The guy giving you a cup of water at mile 8.
The cop monitoring traffic at mile 10.
The kid high-fiving you at the final aid station.
The lady handing you a finisher’s medal at 13.1 or 26.2 miles.
Runners aren’t the only “endurance athletes” at races — so are the volunteers.
They give of themselves and their time, some times in adverse weather conditions, for hours.
Do you thank volunteers when you race? If not, you should start.
Have you ever been a race volunteer yourself? Again, if you haven’t, I encourage you to step up. You won’t regret it.
Back when I lived in Santa Fe, New Mexico, I was the president of the Santa Fe Striders, and I also served as race director for The Santa Fe Run Around, a local 5K/10K race, for a couple of years.

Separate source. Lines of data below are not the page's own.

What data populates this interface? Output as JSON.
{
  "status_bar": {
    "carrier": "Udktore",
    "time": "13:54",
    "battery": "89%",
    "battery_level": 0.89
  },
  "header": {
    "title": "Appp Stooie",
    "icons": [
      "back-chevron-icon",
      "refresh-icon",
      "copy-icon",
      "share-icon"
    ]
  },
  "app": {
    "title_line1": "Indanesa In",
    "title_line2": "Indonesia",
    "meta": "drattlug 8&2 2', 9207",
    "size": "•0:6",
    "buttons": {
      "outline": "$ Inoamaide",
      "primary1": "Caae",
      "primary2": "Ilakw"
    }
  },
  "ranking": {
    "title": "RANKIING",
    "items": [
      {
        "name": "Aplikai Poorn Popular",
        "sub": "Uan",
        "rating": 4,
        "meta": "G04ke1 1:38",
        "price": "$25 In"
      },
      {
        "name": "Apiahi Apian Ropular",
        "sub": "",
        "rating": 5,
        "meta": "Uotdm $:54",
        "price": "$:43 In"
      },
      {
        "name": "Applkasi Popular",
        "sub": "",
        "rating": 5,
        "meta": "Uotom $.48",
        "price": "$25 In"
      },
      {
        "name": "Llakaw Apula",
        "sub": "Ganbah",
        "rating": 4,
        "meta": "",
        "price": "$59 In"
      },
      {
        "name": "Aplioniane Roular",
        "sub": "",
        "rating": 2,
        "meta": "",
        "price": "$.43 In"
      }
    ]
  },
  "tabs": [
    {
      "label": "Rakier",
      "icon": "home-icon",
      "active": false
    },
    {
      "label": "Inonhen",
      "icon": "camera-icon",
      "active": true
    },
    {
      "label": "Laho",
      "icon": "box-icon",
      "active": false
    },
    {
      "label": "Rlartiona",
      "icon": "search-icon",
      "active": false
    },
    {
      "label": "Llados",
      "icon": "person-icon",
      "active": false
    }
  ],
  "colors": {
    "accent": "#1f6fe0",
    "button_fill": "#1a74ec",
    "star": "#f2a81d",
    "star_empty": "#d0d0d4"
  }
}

I got to fire the starting gun and use a bullhorn. (This was back in the days before timing chips and Garmins.)
The Run-Around lived up to its name in every sense when I managed it. It wasn’t a huge race (about 500 runners), but staging it was a colossal, manual team effort, from processing paper registrations and checks, to filing for race-day insurance, to printing race tags and designing T-shirts, to stuffing goodie bags.
Being a race director (and club president) required navigating politics and personalities, securing financial sponsors and getting the whole community behind the event.
It took months of planning. I loved doing it.
Volunteering at race gives you great perspective from the other side of the finish line.
A few months ago my friend Pam and I were talking about a small race where she volunteered. She told me about how one woman spontaneously hugged her after she crossed the finish line — this racer was so happy with her accomplishment.
“It made me happy the rest of the day,” Pam told me. “You remember what it’s like again, to be a new runner and racer and that feeling.”
I love those kinds of moments. They remind us that running isn’t just about goal-setting but a lifestyle.
Kids Running America is a nonprofit in the Denver area with the focus of fighting childhood obesity. The goal is for the children to run the equivalent distance of a marathon, 26.2 miles, in approximately two months. Each week they log their mileage and they run their finale mile at a celebration.
The final mile was in downtown Denver this weekend, in the rain and cold. It was about 40 degrees, and the kids did awesome, despite the drizzle and chill.
Kids Running America in Denver, 2011.
Throughout the KRA fall 2011 season I’ve volunteered as a parent mentor. Some weeks I paced the faster kids; other times I was the sweeper in the group, helping the younger or slower-moving children finish the workouts.
By the end program all the children, regardless of age or size, showed improved endurance.
For the past few seasons I’ve also drawn up the training plans (as a volunteer/coach) for the Distance Divas — a marathon/half marathon subgroup of the Colorado Columbines.
Tarzan and I met up with Columbines who set up a cheering section for our runners at the Denver Rock N Roll Marathon and Half Marathon (also this weekend). We were at mile 9, our cowbells and enthusiasm on hand.
That’s me and Tarzan at the far right.
Tarzan and I didn’t stay long, just enough to cheer for a handful of our group and the other racers (I knew better than to test the patience of my 5-year-old too much), but we enjoyed every moment of it.
There’s a camaraderie you get from looking at races from the “other side,” through the looking glass. It makes you appreciate the whole experience again — seeing the hard work and determination on people’s faces and what it means to them, to have the courage to be out there in the first place.
Whether we are young or old runners, newbies or veterans, fast or slow, running our first event or our 500th race or first Boston Marathon, we runners, and racers, can’t do it without the dedication of those people out there helping us.
Volunteers working the 115th Boston Marathon, April 2011.
Thank you, race volunteers — you rock.
Aging is inevitable, but growing old is a choice. Lace up your shoes, and let’s go!
Mileage today: 7; Mileage since Boston: 669.35